Records from a collection

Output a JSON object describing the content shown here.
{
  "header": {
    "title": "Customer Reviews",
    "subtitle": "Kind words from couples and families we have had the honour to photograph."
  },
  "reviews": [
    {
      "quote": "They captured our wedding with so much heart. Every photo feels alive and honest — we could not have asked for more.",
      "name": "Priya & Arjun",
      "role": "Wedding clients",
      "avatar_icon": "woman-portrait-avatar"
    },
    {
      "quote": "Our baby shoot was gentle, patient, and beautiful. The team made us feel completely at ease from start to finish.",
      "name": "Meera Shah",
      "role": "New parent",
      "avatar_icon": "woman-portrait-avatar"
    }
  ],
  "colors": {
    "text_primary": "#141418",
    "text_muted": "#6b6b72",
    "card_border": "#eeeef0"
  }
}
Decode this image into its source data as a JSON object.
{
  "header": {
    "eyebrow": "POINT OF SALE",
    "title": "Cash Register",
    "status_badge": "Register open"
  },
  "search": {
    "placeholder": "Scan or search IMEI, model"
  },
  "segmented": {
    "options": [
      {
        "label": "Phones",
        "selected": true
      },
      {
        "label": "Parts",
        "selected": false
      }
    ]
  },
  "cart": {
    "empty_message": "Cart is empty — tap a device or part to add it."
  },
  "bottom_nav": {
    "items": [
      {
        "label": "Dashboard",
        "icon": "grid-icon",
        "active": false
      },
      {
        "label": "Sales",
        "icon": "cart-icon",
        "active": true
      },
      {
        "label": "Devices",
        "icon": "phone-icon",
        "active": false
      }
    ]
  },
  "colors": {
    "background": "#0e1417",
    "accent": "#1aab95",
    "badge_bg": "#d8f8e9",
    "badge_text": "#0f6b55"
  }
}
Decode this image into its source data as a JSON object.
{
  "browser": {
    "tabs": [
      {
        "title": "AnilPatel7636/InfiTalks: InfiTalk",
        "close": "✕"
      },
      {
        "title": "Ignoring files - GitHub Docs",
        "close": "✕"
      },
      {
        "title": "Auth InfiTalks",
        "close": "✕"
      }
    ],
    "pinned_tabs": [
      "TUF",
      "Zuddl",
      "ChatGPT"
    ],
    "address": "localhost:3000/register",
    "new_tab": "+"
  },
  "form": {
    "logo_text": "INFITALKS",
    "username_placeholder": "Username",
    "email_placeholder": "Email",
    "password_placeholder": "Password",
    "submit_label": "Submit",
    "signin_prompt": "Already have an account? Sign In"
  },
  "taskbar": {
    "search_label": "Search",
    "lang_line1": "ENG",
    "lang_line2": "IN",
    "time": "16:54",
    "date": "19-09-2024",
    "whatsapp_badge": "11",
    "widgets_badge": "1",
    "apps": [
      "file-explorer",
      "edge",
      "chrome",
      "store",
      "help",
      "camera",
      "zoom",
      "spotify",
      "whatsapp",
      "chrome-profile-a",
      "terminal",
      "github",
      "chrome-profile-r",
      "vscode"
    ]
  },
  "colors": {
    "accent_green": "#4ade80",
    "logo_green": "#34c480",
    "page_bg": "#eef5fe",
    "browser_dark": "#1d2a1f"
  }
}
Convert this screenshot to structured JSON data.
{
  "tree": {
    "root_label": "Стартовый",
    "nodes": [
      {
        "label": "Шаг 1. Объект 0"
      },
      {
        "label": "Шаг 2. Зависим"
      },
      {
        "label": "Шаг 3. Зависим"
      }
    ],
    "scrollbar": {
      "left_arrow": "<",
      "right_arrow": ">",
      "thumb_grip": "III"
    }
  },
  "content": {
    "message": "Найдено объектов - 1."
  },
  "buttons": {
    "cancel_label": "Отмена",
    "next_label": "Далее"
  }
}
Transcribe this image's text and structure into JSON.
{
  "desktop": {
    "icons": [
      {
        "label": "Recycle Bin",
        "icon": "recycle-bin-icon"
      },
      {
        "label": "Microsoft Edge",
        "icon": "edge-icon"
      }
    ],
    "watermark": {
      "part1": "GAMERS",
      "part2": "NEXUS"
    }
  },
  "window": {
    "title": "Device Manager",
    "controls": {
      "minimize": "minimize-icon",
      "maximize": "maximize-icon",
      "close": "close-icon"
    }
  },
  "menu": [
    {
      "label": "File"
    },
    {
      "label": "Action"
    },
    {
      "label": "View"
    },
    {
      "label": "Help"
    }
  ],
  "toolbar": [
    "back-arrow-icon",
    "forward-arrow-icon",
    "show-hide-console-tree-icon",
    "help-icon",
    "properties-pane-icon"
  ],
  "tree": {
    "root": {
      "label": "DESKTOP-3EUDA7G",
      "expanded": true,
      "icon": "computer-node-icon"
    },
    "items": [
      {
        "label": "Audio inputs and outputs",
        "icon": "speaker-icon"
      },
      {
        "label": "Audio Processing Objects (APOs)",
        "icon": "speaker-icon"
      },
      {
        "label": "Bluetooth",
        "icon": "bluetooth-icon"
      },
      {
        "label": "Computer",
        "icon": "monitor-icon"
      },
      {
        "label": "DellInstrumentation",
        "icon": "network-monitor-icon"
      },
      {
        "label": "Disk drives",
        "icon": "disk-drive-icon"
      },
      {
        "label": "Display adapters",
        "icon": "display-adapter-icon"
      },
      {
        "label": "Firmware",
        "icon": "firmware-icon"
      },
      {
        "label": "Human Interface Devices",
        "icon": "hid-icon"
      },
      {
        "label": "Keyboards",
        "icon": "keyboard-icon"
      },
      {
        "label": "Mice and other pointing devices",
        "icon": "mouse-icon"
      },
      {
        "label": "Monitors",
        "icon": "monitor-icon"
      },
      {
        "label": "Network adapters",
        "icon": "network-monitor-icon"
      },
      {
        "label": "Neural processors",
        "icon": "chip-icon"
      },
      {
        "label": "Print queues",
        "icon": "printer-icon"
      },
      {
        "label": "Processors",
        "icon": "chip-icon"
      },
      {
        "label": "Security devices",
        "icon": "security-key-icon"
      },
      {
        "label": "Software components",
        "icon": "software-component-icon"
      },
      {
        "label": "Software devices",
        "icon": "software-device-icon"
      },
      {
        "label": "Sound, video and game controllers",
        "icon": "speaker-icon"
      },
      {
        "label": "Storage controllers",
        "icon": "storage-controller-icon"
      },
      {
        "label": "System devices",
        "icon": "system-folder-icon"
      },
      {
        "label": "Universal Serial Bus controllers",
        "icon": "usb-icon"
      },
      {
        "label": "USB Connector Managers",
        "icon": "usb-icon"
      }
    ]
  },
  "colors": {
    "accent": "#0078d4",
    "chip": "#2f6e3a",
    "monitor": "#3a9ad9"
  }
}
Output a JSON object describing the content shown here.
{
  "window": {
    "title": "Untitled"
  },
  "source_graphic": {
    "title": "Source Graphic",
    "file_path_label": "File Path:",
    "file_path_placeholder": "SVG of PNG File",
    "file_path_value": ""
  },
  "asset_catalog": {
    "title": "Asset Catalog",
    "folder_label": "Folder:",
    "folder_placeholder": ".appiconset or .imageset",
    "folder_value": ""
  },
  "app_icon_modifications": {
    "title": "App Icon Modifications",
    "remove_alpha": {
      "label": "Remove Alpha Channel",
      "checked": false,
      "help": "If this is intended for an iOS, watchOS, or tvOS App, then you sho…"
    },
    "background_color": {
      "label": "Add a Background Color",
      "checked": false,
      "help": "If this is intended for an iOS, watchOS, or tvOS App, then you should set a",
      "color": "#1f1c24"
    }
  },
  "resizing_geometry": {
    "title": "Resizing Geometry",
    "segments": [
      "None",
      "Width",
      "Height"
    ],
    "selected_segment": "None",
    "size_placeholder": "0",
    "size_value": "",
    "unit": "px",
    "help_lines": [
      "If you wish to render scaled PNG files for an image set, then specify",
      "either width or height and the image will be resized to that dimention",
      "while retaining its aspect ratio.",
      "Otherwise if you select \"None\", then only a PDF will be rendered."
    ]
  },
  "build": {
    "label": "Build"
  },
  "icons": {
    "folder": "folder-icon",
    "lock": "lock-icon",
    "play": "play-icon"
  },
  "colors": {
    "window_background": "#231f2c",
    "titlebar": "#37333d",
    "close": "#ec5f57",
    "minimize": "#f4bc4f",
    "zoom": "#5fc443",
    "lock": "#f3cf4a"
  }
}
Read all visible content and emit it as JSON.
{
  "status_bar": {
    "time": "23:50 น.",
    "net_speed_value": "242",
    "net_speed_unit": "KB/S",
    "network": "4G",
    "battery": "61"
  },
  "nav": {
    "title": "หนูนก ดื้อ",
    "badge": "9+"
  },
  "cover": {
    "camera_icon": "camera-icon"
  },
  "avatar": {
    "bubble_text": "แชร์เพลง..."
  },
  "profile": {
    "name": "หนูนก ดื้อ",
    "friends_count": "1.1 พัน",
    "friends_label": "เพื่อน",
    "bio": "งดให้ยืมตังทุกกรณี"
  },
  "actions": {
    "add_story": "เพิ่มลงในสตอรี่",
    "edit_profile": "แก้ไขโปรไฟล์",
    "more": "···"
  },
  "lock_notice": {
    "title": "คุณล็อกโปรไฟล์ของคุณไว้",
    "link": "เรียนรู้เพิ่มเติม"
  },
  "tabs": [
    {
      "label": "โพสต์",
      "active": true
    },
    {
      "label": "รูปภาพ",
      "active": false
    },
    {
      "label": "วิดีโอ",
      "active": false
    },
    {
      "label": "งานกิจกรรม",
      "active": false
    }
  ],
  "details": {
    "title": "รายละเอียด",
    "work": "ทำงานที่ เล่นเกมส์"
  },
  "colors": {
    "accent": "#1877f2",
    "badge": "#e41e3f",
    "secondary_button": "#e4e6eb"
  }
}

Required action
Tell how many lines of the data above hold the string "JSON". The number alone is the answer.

Written answer
7